In time, it turned out that the necessity was much graver, because many of the Jews who remained in European exile were murdered by the Nazis or trapped under Communist persecution.
Life was not easy for the rabbis in favor of the heter. They had to withstand harsh attacks and slander from the extremists of the generation. There were even Gedolei Ha’dor who initially opposed the heter, but after hearing the explanations in favor, supported it, but refrained from openly expressing their opinions due to the controversy waged by the opponents of the heter (for example, the eminent posek, the Maharsham).
When the Gedolei Ha’dor instituted the heter in 5649 (1888),
Rav Kook was only twenty-four years old. In spite of this, many people associate the heter with Rabbi Kook, because he explained its foundations at length in his book 'Shabbat Ha’aretz’ and in numerous responsa and letters, and he also was responsible for its implementation as rabbi of Jaffa and the moshavot in the shmitta years of 5670 (1909) and 5677 (1916) (although he was not in Eretz Yisrael at the time).
Later on, as Chief Rabbi of Israel, he also implemented the heter in the shmitta years of 5684 (1923) and 5691 (1930).

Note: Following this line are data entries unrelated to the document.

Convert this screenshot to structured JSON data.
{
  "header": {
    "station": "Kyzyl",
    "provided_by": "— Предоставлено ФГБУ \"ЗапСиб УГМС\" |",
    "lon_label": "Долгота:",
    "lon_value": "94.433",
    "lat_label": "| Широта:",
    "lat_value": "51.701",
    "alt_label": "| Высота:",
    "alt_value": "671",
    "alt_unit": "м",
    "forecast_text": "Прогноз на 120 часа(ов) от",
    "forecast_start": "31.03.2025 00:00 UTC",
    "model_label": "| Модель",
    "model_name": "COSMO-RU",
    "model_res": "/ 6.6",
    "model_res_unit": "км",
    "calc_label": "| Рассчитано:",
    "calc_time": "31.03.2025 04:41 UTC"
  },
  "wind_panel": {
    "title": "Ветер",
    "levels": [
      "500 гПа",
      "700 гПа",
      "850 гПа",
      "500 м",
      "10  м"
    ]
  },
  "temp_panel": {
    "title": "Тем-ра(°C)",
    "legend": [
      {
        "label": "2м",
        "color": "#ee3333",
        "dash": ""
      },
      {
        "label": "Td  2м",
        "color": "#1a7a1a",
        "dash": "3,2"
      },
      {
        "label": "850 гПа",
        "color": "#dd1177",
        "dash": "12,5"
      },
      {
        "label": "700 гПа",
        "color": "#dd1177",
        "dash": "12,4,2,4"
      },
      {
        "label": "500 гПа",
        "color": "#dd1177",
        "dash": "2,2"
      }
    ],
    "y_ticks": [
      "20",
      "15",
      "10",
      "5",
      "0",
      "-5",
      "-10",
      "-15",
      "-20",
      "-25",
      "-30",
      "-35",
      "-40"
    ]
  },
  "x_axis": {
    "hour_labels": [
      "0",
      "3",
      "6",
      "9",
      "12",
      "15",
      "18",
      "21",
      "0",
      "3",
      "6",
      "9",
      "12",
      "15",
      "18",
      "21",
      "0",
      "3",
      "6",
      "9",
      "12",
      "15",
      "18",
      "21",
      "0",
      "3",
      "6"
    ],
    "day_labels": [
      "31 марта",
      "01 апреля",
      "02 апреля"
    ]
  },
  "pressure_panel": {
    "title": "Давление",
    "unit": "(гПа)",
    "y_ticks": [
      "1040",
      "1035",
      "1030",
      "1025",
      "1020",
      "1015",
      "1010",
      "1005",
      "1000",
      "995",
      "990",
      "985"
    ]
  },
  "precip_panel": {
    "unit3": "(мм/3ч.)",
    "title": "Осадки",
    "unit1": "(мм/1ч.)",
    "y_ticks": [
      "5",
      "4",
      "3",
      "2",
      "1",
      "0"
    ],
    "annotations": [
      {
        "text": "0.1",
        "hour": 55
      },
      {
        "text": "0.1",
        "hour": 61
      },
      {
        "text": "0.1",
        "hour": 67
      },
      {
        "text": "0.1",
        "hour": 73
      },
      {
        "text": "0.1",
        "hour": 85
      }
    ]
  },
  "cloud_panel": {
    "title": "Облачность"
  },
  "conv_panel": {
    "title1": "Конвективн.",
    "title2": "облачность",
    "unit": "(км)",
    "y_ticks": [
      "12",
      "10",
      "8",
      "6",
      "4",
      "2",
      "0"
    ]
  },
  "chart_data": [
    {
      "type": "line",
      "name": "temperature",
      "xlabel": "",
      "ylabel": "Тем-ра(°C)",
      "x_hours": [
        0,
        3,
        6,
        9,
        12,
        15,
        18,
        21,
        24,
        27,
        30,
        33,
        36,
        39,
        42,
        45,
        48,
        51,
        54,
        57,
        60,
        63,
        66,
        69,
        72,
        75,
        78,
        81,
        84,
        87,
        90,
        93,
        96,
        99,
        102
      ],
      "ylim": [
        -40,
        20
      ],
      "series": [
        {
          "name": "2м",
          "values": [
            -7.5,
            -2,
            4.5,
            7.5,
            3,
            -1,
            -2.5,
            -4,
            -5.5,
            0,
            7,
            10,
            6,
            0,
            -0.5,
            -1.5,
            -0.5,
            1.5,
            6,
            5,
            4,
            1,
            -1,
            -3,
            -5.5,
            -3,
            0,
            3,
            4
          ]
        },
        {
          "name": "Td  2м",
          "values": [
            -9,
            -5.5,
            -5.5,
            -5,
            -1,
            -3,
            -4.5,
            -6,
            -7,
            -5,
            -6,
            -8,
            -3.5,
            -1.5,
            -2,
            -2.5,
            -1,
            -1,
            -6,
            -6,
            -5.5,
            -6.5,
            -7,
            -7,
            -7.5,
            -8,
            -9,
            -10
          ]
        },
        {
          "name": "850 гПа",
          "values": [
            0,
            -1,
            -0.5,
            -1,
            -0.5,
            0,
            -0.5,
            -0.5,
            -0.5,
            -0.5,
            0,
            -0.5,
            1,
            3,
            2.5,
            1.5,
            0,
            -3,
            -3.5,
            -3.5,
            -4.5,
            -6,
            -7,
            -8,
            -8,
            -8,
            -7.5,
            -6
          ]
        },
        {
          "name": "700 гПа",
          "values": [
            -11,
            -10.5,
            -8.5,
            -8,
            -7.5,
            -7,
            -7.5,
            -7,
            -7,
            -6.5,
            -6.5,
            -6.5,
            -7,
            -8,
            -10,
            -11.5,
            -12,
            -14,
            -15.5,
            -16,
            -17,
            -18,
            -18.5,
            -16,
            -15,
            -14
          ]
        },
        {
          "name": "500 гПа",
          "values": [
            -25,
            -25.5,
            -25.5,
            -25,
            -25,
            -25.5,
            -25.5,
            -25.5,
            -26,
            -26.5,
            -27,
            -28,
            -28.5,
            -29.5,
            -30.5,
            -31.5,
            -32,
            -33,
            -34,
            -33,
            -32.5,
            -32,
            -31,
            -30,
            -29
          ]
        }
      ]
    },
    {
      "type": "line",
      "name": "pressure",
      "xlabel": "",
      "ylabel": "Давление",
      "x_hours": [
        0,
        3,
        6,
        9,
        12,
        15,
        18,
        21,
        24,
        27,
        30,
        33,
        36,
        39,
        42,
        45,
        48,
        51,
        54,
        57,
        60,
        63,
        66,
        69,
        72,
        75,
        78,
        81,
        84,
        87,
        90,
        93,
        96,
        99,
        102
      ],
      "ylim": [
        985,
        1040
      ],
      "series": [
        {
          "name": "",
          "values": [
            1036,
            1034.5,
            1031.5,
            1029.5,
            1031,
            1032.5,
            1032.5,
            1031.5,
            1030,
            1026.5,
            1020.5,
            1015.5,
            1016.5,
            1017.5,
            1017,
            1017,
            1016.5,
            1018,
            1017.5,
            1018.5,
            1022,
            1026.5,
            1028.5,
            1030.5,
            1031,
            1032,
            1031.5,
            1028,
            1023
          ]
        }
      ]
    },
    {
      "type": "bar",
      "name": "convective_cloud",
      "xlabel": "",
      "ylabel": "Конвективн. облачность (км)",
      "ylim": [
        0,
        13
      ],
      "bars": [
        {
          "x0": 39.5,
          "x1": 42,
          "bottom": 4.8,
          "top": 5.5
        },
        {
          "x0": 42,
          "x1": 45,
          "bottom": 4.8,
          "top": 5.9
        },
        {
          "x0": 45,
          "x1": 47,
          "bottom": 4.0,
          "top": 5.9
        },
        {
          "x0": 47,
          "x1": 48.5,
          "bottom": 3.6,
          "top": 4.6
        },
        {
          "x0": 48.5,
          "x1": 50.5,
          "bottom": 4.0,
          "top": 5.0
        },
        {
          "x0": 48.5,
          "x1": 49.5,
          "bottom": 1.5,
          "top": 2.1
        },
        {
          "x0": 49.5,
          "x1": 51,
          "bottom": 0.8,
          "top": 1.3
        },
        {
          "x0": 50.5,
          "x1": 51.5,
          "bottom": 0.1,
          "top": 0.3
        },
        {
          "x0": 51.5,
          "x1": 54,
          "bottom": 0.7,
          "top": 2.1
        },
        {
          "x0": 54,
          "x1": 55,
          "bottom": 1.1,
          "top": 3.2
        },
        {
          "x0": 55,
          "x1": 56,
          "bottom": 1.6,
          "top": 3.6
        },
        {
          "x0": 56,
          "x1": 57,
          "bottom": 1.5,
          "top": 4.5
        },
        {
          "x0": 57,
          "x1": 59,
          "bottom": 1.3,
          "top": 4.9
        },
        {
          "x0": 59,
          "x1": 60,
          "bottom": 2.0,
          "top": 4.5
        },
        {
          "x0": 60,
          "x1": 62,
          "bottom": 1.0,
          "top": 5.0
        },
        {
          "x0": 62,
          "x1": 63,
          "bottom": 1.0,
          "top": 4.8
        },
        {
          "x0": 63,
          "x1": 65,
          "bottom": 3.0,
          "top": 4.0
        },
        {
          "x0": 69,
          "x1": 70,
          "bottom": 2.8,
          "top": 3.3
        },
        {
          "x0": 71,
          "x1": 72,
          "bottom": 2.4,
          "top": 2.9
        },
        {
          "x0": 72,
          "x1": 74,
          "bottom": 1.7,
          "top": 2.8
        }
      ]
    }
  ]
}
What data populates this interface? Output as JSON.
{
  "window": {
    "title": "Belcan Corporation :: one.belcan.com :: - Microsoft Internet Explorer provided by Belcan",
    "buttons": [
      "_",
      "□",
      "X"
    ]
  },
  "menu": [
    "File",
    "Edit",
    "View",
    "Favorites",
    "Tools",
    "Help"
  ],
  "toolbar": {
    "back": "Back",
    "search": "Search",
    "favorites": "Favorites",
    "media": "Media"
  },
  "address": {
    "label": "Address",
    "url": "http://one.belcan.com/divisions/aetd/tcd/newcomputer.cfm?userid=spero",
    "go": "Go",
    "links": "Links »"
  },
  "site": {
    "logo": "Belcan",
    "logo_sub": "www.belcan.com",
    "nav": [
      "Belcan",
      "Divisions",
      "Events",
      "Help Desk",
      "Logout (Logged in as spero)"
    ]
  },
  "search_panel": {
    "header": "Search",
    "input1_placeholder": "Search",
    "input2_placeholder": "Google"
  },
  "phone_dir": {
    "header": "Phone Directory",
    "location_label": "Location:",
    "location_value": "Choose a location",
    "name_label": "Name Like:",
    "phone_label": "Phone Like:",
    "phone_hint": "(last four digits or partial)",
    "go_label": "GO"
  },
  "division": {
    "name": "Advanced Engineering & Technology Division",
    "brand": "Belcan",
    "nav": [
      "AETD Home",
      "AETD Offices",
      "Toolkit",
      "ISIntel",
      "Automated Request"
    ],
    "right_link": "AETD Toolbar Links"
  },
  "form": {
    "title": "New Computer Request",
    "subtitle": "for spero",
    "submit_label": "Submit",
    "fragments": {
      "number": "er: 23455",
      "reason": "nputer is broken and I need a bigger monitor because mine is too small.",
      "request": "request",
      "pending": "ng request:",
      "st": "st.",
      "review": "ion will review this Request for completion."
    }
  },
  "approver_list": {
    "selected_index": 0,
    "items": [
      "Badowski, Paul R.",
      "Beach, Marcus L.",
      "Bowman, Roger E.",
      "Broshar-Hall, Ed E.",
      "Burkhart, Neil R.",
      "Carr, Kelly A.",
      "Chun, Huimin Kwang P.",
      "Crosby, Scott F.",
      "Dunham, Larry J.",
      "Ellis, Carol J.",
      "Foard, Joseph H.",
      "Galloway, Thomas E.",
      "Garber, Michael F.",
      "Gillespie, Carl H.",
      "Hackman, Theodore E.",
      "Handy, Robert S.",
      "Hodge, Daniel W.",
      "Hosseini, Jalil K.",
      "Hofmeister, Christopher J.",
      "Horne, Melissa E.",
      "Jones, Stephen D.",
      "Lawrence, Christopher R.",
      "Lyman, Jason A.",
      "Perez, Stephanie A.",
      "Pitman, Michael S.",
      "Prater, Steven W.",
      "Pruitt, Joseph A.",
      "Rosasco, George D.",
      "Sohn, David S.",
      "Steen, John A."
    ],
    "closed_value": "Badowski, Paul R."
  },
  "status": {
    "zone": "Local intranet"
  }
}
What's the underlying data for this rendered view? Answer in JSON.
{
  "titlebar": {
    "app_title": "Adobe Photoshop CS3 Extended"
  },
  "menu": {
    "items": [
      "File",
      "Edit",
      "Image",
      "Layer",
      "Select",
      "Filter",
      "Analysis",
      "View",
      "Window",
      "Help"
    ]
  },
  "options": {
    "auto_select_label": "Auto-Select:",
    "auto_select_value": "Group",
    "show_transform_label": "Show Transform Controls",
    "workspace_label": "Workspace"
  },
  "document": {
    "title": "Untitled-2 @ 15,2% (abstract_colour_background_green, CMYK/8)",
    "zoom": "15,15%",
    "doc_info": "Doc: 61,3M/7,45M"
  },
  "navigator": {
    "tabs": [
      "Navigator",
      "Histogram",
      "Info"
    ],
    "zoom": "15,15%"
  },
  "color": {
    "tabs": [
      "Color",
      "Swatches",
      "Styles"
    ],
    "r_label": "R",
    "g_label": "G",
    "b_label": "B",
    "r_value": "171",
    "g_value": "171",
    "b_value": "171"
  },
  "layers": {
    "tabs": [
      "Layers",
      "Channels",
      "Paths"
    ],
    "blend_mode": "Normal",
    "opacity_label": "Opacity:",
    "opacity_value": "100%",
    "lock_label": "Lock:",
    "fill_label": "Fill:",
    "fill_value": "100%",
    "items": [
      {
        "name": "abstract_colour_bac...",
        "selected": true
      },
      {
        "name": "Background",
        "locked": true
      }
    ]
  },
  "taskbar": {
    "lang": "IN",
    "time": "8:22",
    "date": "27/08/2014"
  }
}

It is worth noting that by nature, Rav Kook was an extremely pious man who was inclined to enhance and embellish every mitzvah possible, and greatly regretted having been forced to expropriate the mitzvot of shmitta by means of the heter mechira.
In practice, nevertheless, he determined that it was absolutely impossible to be machmir. And as he wrote, if we are overly machmir (stringent) in this matter beyond what is required, the enormity of the chilul Hashem (desecration of God) and the destruction of the Torah it would cause would be inconceivable, for it would reinforce the heretics who claim that the Torah does not enable the Jewish People to survive in its land, and therefore we must renounce its commandments (Iggrot 291, 311).
With God's help, next week I will write about the harder line the opponents of the heter took, and the serious consequences that still has today.
This article appears in the ‘Besheva’ newspaper, and was translated from Hebrew. Additional articles by Rabbi Melamed can be found at: Yeshivat Har Bracha.